### [Task prompt]
Search the material for the string "MsExcel" and copy each line where it occurs.

### [Source records]

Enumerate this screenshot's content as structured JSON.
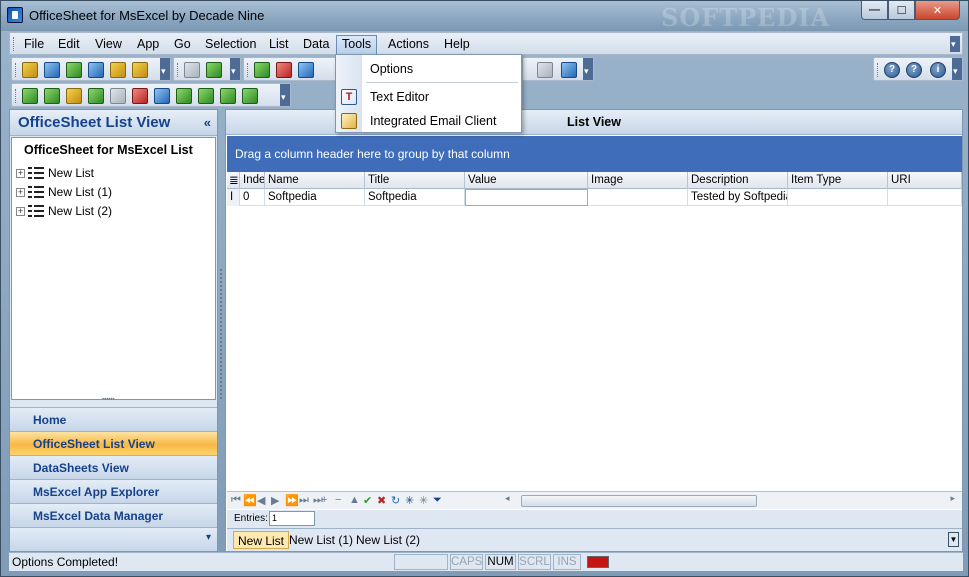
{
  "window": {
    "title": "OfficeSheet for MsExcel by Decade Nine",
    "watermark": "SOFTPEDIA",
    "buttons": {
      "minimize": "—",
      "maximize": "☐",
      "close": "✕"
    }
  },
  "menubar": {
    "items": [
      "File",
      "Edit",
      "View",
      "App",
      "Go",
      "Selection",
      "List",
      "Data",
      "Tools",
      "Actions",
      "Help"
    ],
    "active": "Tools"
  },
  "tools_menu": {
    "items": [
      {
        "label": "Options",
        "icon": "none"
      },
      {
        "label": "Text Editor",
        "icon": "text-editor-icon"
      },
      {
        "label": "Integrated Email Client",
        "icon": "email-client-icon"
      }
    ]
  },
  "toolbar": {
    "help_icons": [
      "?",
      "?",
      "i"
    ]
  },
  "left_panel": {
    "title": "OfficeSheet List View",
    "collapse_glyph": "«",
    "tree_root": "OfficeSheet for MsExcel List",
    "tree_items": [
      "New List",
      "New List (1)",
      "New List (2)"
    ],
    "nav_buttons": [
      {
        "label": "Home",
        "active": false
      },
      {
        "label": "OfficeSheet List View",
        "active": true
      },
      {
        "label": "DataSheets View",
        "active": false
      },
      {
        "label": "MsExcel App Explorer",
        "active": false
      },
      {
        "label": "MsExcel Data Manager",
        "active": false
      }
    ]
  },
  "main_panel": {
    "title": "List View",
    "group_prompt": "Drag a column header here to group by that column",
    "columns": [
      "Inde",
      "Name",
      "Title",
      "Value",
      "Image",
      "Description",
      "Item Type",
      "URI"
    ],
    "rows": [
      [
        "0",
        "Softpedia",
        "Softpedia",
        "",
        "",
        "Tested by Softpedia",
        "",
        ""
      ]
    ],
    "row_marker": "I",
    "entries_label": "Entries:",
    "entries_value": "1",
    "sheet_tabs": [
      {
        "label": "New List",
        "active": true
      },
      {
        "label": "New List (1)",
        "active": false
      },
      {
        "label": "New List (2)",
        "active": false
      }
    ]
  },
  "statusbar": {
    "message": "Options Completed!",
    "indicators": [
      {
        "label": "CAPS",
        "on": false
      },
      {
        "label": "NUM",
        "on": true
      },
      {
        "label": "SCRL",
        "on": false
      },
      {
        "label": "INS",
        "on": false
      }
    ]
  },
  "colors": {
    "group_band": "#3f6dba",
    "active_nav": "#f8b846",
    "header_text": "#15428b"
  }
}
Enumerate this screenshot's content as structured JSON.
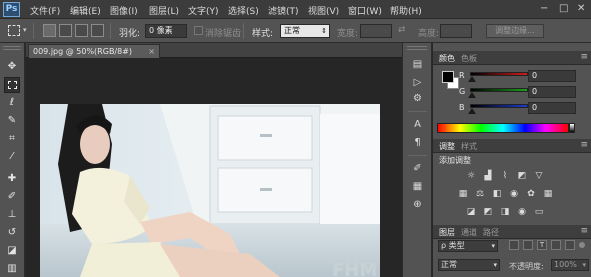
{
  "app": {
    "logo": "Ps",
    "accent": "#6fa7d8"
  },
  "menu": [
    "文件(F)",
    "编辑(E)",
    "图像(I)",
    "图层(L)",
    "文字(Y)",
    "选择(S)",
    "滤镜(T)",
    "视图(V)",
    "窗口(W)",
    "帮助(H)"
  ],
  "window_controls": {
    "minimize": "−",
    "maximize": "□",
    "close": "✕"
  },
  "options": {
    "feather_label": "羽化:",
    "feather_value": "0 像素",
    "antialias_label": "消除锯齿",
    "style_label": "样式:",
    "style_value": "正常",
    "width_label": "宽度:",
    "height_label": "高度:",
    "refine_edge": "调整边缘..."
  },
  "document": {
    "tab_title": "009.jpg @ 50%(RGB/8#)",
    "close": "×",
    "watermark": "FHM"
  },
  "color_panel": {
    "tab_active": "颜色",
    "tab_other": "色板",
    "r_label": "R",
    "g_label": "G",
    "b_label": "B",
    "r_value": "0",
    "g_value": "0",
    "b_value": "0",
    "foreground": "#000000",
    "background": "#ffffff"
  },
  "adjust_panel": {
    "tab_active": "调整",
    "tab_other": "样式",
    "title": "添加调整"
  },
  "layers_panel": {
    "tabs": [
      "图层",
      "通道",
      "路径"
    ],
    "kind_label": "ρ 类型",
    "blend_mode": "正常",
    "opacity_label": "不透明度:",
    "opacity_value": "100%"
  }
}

### [Written answer]
    "title": "OfficeSheet for MsExcel by Decade Nine",
    "tree_root": "OfficeSheet for MsExcel List",
        "label": "MsExcel App Explorer",
        "label": "MsExcel Data Manager",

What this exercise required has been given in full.